Posted by Paul Collacchi, a resident of the Menlo Park: The Willows neighborhood, on Jun 12, 2007 at 8:56 am
I agree that Menlo Park needs to go through an exercise to re-learn the true budget numbers, but the deeper fact of whether or not there is a “structural” deficit remains to be answered.
There are real policy decisions involving perhaps as much as $4M per year, which if spent or not, would balance the budget or not, but, if neglected, would result in lower service levels or run down assets such as streets and storm drains and facilities.
Unfortunately, Henry Riggs is not saying Menlo Park needs “daylight” to determine the facts, he is saying he needs “daylight to end the awkward and unfortunate tax.” Will Henry fit the facts to justify the policy?
I am deeply concerned that yet another “official” in Menlo Park, is reporting partial or distorted accounting numbers to justify a personal policy agenda as did the prior council during their ill-advised privatization phase.
This destroys any confidence the public has in financial facts for every council, not just those who engage in financial distortion. The city is no longer trusted to tell the truth, not because staff misreports financial data but because some elected and appointed officials are mis-using it.
Between 2000 and now, for legitimate reasons documented below, Menlo Park has also used different and inconsistent budgeting practices in almost every year. That makes it difficult to establish a trusted budgetary baseline.
Here are things Menlo Park citizens need to know about the city’s budget in order to help determine whether or not there is a structural surplus or deficit.
1.) The budgets and the yearly Consolidated Annual Financial Reports are online here: Web Link Citizens should read them.
2.) Former city manager David Boesch was hired with the understanding that he would implement a new “service-based” budget approach rather than the traditional “departmental-based” budget approach. After implementing the new approach, all costs for all services were completely “re-normalized”, in other words, reported differently than they had been.
Unfortunately, former council members exploited this change to confuse, report, and mis-report partial truths in order to justify policies decisions, particularly those regarding privatization. That has helped produce much of the confusion.

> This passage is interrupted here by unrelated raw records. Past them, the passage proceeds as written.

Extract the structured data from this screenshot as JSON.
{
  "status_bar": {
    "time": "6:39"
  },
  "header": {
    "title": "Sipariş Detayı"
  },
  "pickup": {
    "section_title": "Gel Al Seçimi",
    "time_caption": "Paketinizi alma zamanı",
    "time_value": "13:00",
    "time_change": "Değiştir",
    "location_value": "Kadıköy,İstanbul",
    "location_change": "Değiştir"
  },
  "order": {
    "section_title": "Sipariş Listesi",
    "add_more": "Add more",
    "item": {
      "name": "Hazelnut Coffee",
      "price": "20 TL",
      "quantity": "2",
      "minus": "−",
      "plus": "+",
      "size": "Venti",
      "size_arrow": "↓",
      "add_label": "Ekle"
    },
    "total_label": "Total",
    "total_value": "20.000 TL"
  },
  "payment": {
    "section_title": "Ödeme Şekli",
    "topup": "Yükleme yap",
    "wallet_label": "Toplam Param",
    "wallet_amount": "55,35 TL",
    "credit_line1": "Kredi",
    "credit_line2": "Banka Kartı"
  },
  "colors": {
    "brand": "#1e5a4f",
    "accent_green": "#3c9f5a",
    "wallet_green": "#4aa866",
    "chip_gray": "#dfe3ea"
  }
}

3.) Around 2002, a state law forced accounting practices on all cities that required them to report the book value, after depreciation, of all city assets including streets, lamp posts, curbs, buildings, etc.
After making its initial study to comply with the new reporting practice, Menlo Park fully learned how much yearly capital maintenance had been “deferred”, not performed, on important community assets such as the street system and the storm drain system, both of which are less than optimal. The policy decision to restore them even to mediocre shape would require millions per year. I believe then facilities manager Kent Steffens recommended $2M per year.
Hence if a council wants to show a balanced budget, it can defer (i.e not make) the yearly transfer of $2M, but it cannot defer those costs forever. They will come due. Budgets in the recent past have both included and excluded this $2M line item.
4.) Beginning with the recession in 2000, the city manager began implementing emergency budget-balancing practices of “deferring” still more capital maintenance. For example, police cars were bought and upgraded less frequently, as were computer systems. It’s unclear whether this second level of deferred spending has been fully restored to “normal.” The practice has been inconsistent throughout the 00’s.
5.) The city has unfunded pension liabilities that must be computed in future years. During the late 90’s those liabilities didn’t exist, until the market crashed. Those pension liabilities may now or soon be hitting the yearly operating budget. If so, those costs are new costs that didn’t fully appear in prior year’s budgets.
6.) The surplus year, fiscal 2006-2007 was a one-of-a-kind budget that contained non-recurring anomalies. It should not be used as a baseline.
Part of the reported “surplus” came from non-recurring type 3.) deferred maintenance above (no streets and storm drains), and part of the reported “surplus” came from the fact that permanent staff positions, went un-hired during the period. Both are non-recurring. These make the “surplus” look larger.
When the city computes the potential budget figures to restore two kinds of capital maintenance, recently deferred, and long-time deferred, including streets and storm drains, and the city computes the money need to fund pension liabilities, and when the city fills all outstanding staff positions it will have a much better idea of its yearly expenditures. Menlo Park may incur structural costs on a yearly basis that could alter the expenditure columns by millions,
These spending decisions are community policy decisions, but until Menlo Park has made those decisions to create a “normal” yearly expenditure, it cannot know whether or not it has a structural deficit.
As far as my own policy bias? I think the city should restore its streets and storm drains, but my preferred mechanism is to use issue a bond specifically for those items rather than levy a tax such as a utility tax.